WHAT TO WORK ON –
Using the listing below, say how many lines have the string "физического" in them, giving the number alone.

= Beginning of Section =

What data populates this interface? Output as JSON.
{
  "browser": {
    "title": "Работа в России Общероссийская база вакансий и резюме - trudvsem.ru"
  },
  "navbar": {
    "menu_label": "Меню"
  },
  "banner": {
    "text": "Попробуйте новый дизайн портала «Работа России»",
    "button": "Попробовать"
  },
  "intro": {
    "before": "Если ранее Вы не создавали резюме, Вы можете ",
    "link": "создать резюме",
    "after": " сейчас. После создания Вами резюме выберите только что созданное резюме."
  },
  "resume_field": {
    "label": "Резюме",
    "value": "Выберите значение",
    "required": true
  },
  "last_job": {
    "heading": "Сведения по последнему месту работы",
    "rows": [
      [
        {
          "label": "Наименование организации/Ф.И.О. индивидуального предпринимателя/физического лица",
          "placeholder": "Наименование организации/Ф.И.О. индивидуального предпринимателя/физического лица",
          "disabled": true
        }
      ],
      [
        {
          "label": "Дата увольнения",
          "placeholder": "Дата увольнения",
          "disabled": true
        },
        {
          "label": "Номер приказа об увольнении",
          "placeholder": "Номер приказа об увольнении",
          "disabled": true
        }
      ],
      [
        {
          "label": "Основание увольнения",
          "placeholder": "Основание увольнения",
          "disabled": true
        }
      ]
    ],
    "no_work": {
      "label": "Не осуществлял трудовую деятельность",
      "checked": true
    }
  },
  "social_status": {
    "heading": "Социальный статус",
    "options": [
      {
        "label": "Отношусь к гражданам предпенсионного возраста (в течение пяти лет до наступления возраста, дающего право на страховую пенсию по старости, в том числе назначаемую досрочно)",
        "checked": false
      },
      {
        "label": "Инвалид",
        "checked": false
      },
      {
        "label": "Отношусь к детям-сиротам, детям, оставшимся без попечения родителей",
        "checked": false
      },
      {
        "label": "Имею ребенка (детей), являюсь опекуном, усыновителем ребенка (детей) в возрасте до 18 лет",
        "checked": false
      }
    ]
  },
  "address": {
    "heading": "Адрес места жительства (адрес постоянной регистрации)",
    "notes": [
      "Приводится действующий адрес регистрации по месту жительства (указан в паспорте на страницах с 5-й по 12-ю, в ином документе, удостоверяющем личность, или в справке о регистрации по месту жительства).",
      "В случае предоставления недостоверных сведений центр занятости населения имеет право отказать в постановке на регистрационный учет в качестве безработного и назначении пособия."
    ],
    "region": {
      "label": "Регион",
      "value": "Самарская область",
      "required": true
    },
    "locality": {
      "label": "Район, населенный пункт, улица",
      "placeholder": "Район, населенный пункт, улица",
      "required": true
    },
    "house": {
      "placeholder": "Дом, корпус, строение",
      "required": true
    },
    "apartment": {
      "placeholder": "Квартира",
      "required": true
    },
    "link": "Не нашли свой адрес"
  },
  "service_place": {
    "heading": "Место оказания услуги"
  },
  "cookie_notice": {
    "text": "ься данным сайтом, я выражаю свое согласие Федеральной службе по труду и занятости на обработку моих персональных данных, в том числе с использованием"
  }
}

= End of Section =

ANSWER TO THE PROBLEM –
2